Do menus always belong as lists?

In my current project, I’ve come across the desire, perhaps due to laziness, or perhaps because it’s just easy, to create some horizontal menus that are nothing more than text links with bullets:

	<a href="/terms">Terms of Use</a><span> • </span>
	<a href="/privacy">Privacy</a><span> • </span>
	<a href="/accessibility">Accessibility</a><span> • </span>
	<a href="/sitemap">Sitemap</a><span> • </span>
	<a href="/contact_us">Contact Us</a>

I’m just having issues with what I feel is my ethical obligation to provide my customer with quality code, and not what just looks good on screen. Does it really matter? Do you think that there are any SEO benefits either way? Is accessibility effected either way?

The one thing I see as a benefit is the reduction of CSS required to create the menu. There is very little CSS required to style the code compared to the equivalent as a list.

I would say the accessibility reasons are stronger than the semantic reasons.

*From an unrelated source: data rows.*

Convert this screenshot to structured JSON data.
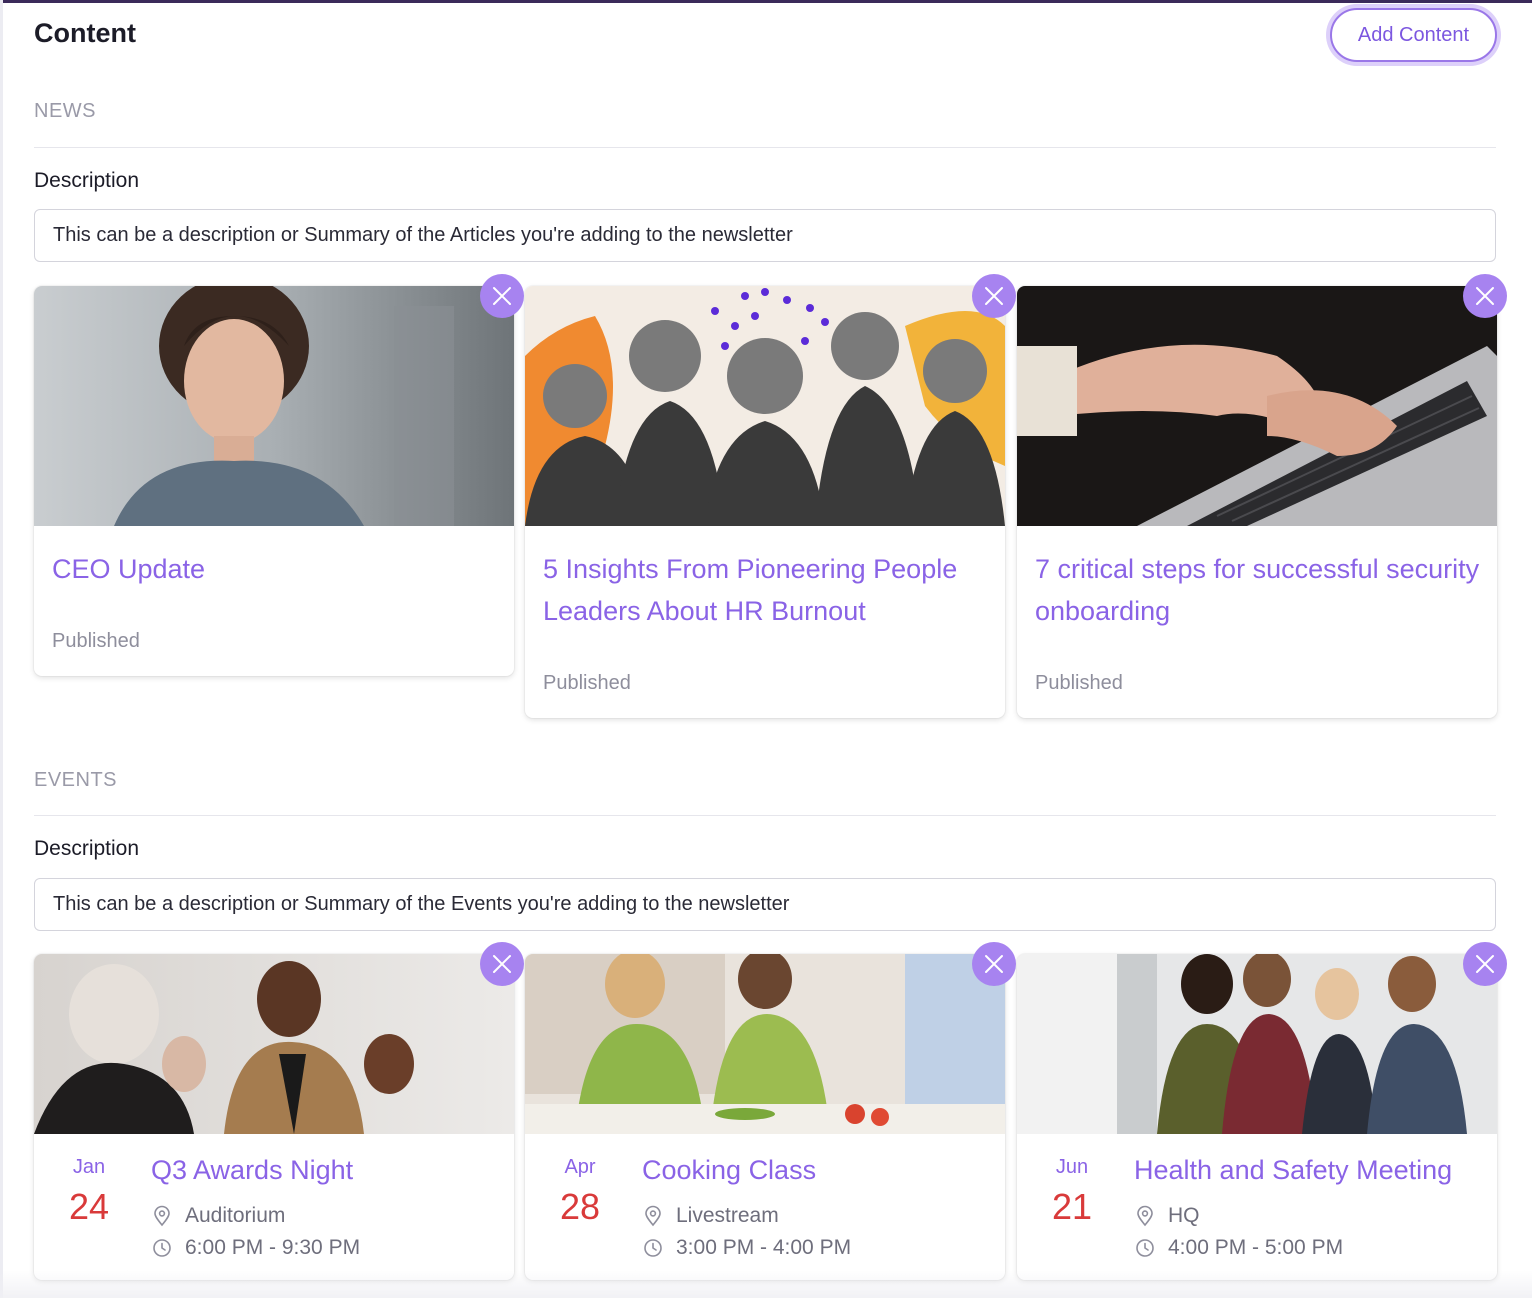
{
  "header": {
    "title": "Content",
    "add_button": "Add Content"
  },
  "news": {
    "section_label": "NEWS",
    "description_label": "Description",
    "description_value": "This can be a description or Summary of the Articles you're adding to the newsletter",
    "articles": [
      {
        "title": "CEO Update",
        "status": "Published"
      },
      {
        "title": "5 Insights From Pioneering People Leaders About HR Burnout",
        "status": "Published"
      },
      {
        "title": "7 critical steps for successful security onboarding",
        "status": "Published"
      }
    ]
  },
  "events": {
    "section_label": "EVENTS",
    "description_label": "Description",
    "description_value": "This can be a description or Summary of the Events you're adding to the newsletter",
    "items": [
      {
        "month": "Jan",
        "day": "24",
        "title": "Q3 Awards Night",
        "location": "Auditorium",
        "time": "6:00 PM - 9:30 PM"
      },
      {
        "month": "Apr",
        "day": "28",
        "title": "Cooking Class",
        "location": "Livestream",
        "time": "3:00 PM - 4:00 PM"
      },
      {
        "month": "Jun",
        "day": "21",
        "title": "Health and Safety Meeting",
        "location": "HQ",
        "time": "4:00 PM - 5:00 PM"
      }
    ]
  },
  "icons": {
    "remove": "close-icon",
    "location": "map-pin-icon",
    "time": "clock-icon"
  },
  "colors": {
    "accent": "#8a63e6",
    "remove_button": "#a783f0",
    "date_day": "#d93a3a"
  }
}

Screen readers can jump between list items fairly easily, ensuring that your menus are marked up correctly will just make the whole process more logical. :slight_smile:

I decided to convert my menus to lists, based on all of your comments. I ended up using a background image for the bullet, because I need to support IE6 and 7, so :before or :after wasn’t an option. If there was some javascript that made IE6 and IE7 know what :before and :after are, that would be really cool, but I also try not to rely on javascript. I guess the markup isn’t too extensive, and I was just being lazy.

#footer-text ul li{display:inline;padding-right:.1em;}
#footer-text ul li.bull{background:url(/img/theme/original/bullet.gif) no-repeat 0 .4em; padding-left:.9em;}
#footer-text ul li a {color:#fff;text-decoration:none;font-size:108%;font-weight:bold;}

it’s not semantic. you may or may not have a <p> in there somewhere, but what you’re describing is a list. a list of links. which then you can call it a menu. horizontal or otherwise, that’s not html’s job. that’s css’s job.

since there are many ways to simulate a design, relying on semantics is what keeps a good markup above.

i see that you are probably looking at controlling the appearance by markup. but that’s css’s job. and if you think about what happens when there is no css possible or applied, or you don’t like how the lists look rendered, you need to trust UAs and the default appearance. you need to worry about semantics when it comes to html and css when it comes to appearance.

a list can easily became a horizontal menu. it only needs css. though there are a few cases when css may not be possible, and may look like the default appearance it’s causing you a disadvantage, you should stick to the recommendations: semantic html, css for presentation. don’t try to fix it by ruining your markup.

i don’t know about SEO, but accessibility is affected for sure by your wrong element in the wrong place serving a wrong purpose. how about when you look at a menu at the restaurant, and you have a continuous line of courses that you can’t distinguish among.

There is no reason why you can’t achieve the same effect using CSS on a list, which would be a better way of doing it. For a start, it streamlines the HTML and gets rid of the cruft whose only purpose is to set a particular layout - which is an inappropriate use of HTML.

It will definitely affect accessibility if you use HTML elements incorrectly, as you have done here - assistive technology relies on content being given the right semantic markup, and failing to do so will make it harder for people using those systems to access and navigate your site.

It may have a small impact on SEO, in that it will help search engines to understand that that bit is your site navigation so it knows how to treat the links, but to be honest, Google is so used to working around bad code that it will be able to deal with the setup you’ve got pretty well.

I just use background images for cross-browser fun. Though you could give one more try and see if, after stating display: inline, you restate display: list-item on the li’s and see if IE picks it back up.

I learned about a month? ago that apparently it’s totally legal (and works) to put display: list-item on just about anything. Even the anchors themselves.